– Varun Talwar, Product Manager at Google for Istio.

Application Layer Policy builds on this authentication layer to enact fine-grained access control. When an operator enables access to a service via Application Layer Policy, Calico performs multiple checks including against the workload ID in the certificate, and network layer information like expected IP provided by the cluster manager (e.g. Kubernetes). Multi-layer checks are performed automatically—there is no need to write multiple policies for the different layers. Application Layer Policy can be substantially more fine grained than existing policy, down to the API method or resource.

In addition to multiple authorization checks, Application Layer Policy is also enforced at multiple locations: the existing iptables enforcement and a new enforcement point built into the Istio proxy. Multiple layers of defenses impede attackers, yet are now easy to configure thanks to the unified Application Layer Policy in Calico which provides a single point of control for developers and operators.

“I’m excited to see the Istio and Envoy contributions from the team at Tigera. Properly securing microservices is one of the hardest things to get right, and I think a lot of folks are going to be interested in the capabilities they are building.”

– Matt Klein, Software Engineer at Lyft and maintainer of Envoy

Like Calico, Istio is designed to support multiple environments including containers, VMs and bare metal to bridge the gap from existing systems and deployments to newer cloud native workloads. Application Layer Policy can be gradually adopted and built into existing deployments. Cryptographic verification of identity is enforced as soon as Istio is enabled for a workload; policy changes are not required.

Calico is available in hosted Kubernetes offerings from Google and IBM (Amazon EKS and Microsoft AKS both coming soon!), and works in every other major cloud via a manifest install.

“We selected Calico as our Kubernetes network provider due to the simplicity of its IP management for containers and specifically for its ability to support Kubernetes network policies.

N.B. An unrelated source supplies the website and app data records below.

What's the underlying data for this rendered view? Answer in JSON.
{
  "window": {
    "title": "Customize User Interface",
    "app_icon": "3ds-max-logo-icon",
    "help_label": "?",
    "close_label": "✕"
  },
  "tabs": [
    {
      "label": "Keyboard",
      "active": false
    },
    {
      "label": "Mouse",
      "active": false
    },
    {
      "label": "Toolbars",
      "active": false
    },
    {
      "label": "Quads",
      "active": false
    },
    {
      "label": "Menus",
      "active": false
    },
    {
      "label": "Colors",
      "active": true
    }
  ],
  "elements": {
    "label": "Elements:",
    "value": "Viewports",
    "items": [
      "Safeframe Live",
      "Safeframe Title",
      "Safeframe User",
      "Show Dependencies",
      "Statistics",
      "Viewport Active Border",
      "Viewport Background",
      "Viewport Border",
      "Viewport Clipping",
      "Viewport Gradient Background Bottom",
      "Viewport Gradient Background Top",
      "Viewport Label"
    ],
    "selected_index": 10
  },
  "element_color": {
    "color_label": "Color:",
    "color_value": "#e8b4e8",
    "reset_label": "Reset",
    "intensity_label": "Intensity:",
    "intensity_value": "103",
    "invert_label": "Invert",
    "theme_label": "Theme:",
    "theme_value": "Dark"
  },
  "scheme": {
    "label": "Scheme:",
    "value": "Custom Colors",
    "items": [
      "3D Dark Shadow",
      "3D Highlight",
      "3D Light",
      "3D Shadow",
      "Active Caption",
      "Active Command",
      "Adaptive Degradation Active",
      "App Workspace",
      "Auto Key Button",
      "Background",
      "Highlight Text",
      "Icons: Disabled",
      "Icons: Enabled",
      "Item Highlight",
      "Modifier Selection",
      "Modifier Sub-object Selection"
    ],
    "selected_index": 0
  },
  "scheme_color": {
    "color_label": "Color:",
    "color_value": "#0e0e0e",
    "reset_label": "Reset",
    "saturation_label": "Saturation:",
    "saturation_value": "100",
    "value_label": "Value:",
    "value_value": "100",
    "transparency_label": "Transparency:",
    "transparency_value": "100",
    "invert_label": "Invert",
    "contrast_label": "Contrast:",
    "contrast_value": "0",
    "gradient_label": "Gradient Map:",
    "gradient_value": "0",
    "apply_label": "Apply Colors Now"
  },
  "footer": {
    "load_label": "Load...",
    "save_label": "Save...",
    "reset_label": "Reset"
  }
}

We are excited about Calico’s introduction of Application Layer Policy and we are looking forward to exposing this new feature into the IBM Cloud Container Service.”

– Dan Berg, Distinguished Engineer for Container Service at IBM

Application Layer Policy for Calico is available today as an early-access preview. Check out the code on GitHub and work through some example policies that demonstrate its power. In the coming weeks we will be working hard to move it from preview to production readiness in an upcoming version of Calico. We will also be building enterprise grade configurability and visibility options for Application Layer Policy in upcoming Tigera offerings (stay tuned for some exciting news on that front!).

Find us this week at CloudNativeCon / KubeCon in Austin, where we will be at booth D5, and I will be highlighting Calico Application Layer Policy in my keynote “Progress Toward Zero Trust Kubernetes Networks” at 10:15am on Thursday Dec 7th.

Spike Curtis is a Software Engineer at Tigera and contributor to Project Calico. He has been a developer in advanced network technologies since 2010. Prior to his work in networks he was a researcher in experimental quantum computing at the University of Oxford.